### [WHAT YOU HAVE TO DO]
For the records below, the count of lines that hold "allowed" is required; give only that number.

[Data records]
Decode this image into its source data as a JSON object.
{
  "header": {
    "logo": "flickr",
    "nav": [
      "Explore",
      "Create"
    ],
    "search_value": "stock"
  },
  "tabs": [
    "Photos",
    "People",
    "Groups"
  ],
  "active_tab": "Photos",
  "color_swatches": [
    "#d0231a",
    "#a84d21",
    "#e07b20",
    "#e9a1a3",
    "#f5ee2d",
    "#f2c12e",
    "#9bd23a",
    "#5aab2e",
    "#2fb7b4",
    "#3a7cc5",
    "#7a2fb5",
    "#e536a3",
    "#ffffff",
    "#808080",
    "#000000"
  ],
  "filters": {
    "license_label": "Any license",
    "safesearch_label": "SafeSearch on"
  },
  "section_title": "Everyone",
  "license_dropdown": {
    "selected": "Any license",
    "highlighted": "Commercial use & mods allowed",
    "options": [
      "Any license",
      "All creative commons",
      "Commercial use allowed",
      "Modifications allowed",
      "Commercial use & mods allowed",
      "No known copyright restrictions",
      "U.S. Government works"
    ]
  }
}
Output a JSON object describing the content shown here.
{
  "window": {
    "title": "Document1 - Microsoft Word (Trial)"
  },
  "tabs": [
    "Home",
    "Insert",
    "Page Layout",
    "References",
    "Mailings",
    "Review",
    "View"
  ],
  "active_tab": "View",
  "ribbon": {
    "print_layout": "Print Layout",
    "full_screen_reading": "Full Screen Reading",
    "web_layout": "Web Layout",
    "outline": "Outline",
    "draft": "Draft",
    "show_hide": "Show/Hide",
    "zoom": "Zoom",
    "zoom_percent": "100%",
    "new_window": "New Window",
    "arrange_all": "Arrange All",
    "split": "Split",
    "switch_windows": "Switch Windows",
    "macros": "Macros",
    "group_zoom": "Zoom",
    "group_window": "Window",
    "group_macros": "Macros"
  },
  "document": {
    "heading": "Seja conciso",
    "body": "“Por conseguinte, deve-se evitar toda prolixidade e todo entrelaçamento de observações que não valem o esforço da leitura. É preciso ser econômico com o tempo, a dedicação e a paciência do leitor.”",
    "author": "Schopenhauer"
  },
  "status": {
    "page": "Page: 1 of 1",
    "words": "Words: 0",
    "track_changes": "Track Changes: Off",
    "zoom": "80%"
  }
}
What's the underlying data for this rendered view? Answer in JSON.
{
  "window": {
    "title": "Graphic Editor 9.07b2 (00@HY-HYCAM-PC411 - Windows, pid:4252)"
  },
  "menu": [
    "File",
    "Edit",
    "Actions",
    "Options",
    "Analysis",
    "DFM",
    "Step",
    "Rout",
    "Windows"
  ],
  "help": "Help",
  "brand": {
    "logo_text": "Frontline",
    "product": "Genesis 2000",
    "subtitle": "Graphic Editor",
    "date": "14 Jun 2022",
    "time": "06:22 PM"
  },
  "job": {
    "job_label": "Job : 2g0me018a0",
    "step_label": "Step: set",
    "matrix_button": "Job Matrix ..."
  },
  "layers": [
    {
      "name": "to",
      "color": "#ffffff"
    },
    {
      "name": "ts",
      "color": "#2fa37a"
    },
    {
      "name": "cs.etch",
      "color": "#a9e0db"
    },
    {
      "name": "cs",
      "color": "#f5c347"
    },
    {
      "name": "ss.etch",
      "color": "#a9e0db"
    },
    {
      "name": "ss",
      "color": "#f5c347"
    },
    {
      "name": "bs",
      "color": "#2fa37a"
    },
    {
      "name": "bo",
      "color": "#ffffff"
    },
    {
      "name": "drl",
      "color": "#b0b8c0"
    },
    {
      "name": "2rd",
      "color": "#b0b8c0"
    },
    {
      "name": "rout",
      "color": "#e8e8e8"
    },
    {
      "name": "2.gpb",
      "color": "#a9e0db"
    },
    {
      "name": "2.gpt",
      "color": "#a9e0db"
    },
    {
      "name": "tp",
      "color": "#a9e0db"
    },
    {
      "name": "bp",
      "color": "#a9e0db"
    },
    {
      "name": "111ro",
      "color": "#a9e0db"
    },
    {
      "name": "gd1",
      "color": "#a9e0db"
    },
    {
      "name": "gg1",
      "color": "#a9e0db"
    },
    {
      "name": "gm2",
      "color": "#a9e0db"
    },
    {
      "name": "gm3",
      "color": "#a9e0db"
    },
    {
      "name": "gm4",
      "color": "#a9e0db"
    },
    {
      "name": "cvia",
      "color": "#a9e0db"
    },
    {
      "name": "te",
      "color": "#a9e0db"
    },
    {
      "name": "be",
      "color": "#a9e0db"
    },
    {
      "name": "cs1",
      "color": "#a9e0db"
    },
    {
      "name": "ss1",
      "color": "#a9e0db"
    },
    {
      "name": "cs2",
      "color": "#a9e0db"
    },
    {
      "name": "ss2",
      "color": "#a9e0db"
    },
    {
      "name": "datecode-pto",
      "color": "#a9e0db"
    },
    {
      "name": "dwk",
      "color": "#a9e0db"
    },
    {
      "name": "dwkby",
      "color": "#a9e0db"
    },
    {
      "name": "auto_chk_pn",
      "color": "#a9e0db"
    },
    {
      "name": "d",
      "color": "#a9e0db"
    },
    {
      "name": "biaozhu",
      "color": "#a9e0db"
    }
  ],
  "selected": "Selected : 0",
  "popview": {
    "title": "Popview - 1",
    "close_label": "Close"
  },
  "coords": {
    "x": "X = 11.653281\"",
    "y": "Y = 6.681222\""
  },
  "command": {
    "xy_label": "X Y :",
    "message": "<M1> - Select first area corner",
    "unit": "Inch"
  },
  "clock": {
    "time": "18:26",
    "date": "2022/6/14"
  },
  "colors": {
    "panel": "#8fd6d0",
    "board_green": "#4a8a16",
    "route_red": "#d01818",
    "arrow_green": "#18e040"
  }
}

### [COMPLETED EXERCISE]
4